Raw data: Begin
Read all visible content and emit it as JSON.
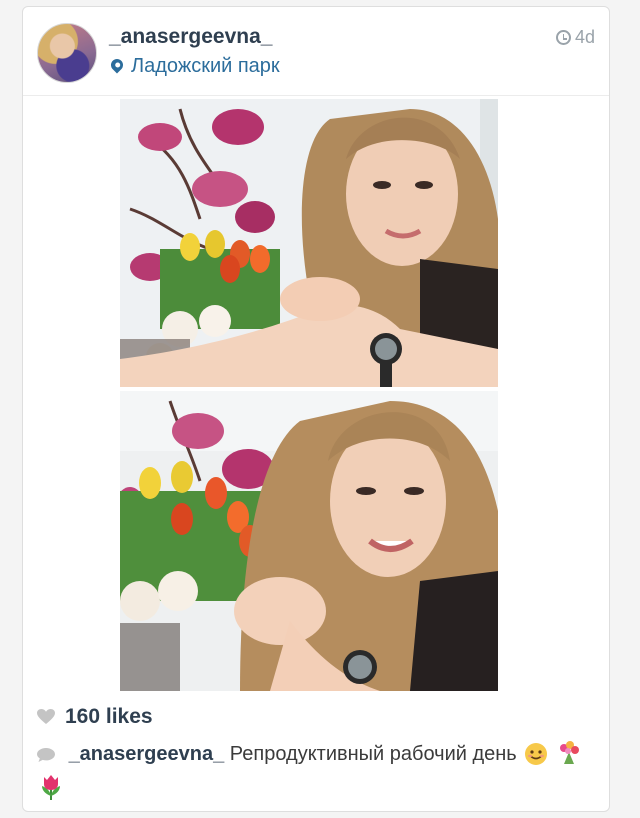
{
  "post": {
    "username": "_anasergeevna_",
    "location": "Ладожский парк",
    "time": "4d",
    "likes": "160 likes",
    "caption_user": "_anasergeevna_",
    "caption_text": "Репродуктивный рабочий день"
  },
  "icons": {
    "location": "location-pin-icon",
    "time": "clock-icon",
    "likes": "heart-icon",
    "comment": "comment-icon",
    "emoji": [
      "smiling-face-emoji",
      "bouquet-emoji",
      "tulip-emoji"
    ]
  },
  "colors": {
    "username": "#2f3f50",
    "location": "#2c6d9c",
    "muted": "#9aa3aa"
  }
}
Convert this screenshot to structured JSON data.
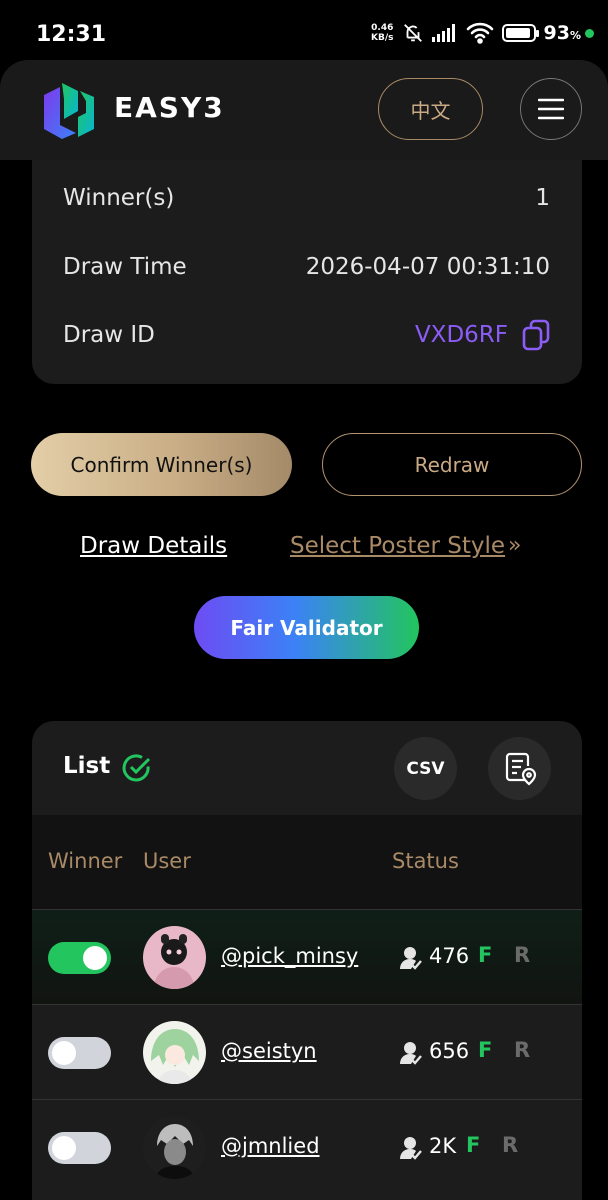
{
  "status_bar": {
    "time": "12:31",
    "speed_value": "0.46",
    "speed_unit": "KB/s",
    "battery": "93",
    "battery_unit": "%",
    "battery_level": 0.93
  },
  "header": {
    "brand": "EASY3",
    "lang_label": "中文",
    "menu_icon": "hamburger-icon"
  },
  "draw_info": {
    "winners_label": "Winner(s)",
    "winners_value": "1",
    "draw_time_label": "Draw Time",
    "draw_time_value": "2026-04-07 00:31:10",
    "draw_id_label": "Draw ID",
    "draw_id_value": "VXD6RF"
  },
  "actions": {
    "confirm_label": "Confirm Winner(s)",
    "redraw_label": "Redraw",
    "draw_details_label": "Draw Details",
    "poster_style_label": "Select Poster Style",
    "poster_arrow": "»",
    "fair_validator_label": "Fair Validator"
  },
  "list": {
    "title": "List",
    "csv_label": "CSV",
    "columns": {
      "winner": "Winner",
      "user": "User",
      "status": "Status"
    },
    "rows": [
      {
        "winner": true,
        "username": "@pick_minsy",
        "followers": "476",
        "f": "F",
        "r": "R"
      },
      {
        "winner": false,
        "username": "@seistyn",
        "followers": "656",
        "f": "F",
        "r": "R"
      },
      {
        "winner": false,
        "username": "@jmnlied",
        "followers": "2K",
        "f": "F",
        "r": "R"
      }
    ]
  },
  "colors": {
    "accent_gold": "#c9aa85",
    "accent_purple": "#8b5cf6",
    "accent_green": "#22c55e",
    "card_bg": "#1c1c1c"
  }
}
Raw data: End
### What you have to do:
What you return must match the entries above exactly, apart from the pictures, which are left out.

### Output of the task:
Read all visible content and emit it as JSON.
{
  "post": {
    "username": "_anasergeevna_",
    "location": "Ладожский парк",
    "time": "4d",
    "likes": "160 likes",
    "caption_user": "_anasergeevna_",
    "caption_text": "Репродуктивный рабочий день"
  },
  "icons": {
    "location": "location-pin-icon",
    "time": "clock-icon",
    "likes": "heart-icon",
    "comment": "comment-icon",
    "emoji": [
      "smiling-face-emoji",
      "bouquet-emoji",
      "tulip-emoji"
    ]
  },
  "colors": {
    "username": "#2f3f50",
    "location": "#2c6d9c",
    "muted": "#9aa3aa"
  }
}
Convert this screenshot to structured JSON data.
{
  "status_bar": {
    "time": "12:31",
    "speed_value": "0.46",
    "speed_unit": "KB/s",
    "battery": "93",
    "battery_unit": "%",
    "battery_level": 0.93
  },
  "header": {
    "brand": "EASY3",
    "lang_label": "中文",
    "menu_icon": "hamburger-icon"
  },
  "draw_info": {
    "winners_label": "Winner(s)",
    "winners_value": "1",
    "draw_time_label": "Draw Time",
    "draw_time_value": "2026-04-07 00:31:10",
    "draw_id_label": "Draw ID",
    "draw_id_value": "VXD6RF"
  },
  "actions": {
    "confirm_label": "Confirm Winner(s)",
    "redraw_label": "Redraw",
    "draw_details_label": "Draw Details",
    "poster_style_label": "Select Poster Style",
    "poster_arrow": "»",
    "fair_validator_label": "Fair Validator"
  },
  "list": {
    "title": "List",
    "csv_label": "CSV",
    "columns": {
      "winner": "Winner",
      "user": "User",
      "status": "Status"
    },
    "rows": [
      {
        "winner": true,
        "username": "@pick_minsy",
        "followers": "476",
        "f": "F",
        "r": "R"
      },
      {
        "winner": false,
        "username": "@seistyn",
        "followers": "656",
        "f": "F",
        "r": "R"
      },
      {
        "winner": false,
        "username": "@jmnlied",
        "followers": "2K",
        "f": "F",
        "r": "R"
      }
    ]
  },
  "colors": {
    "accent_gold": "#c9aa85",
    "accent_purple": "#8b5cf6",
    "accent_green": "#22c55e",
    "card_bg": "#1c1c1c"
  }
}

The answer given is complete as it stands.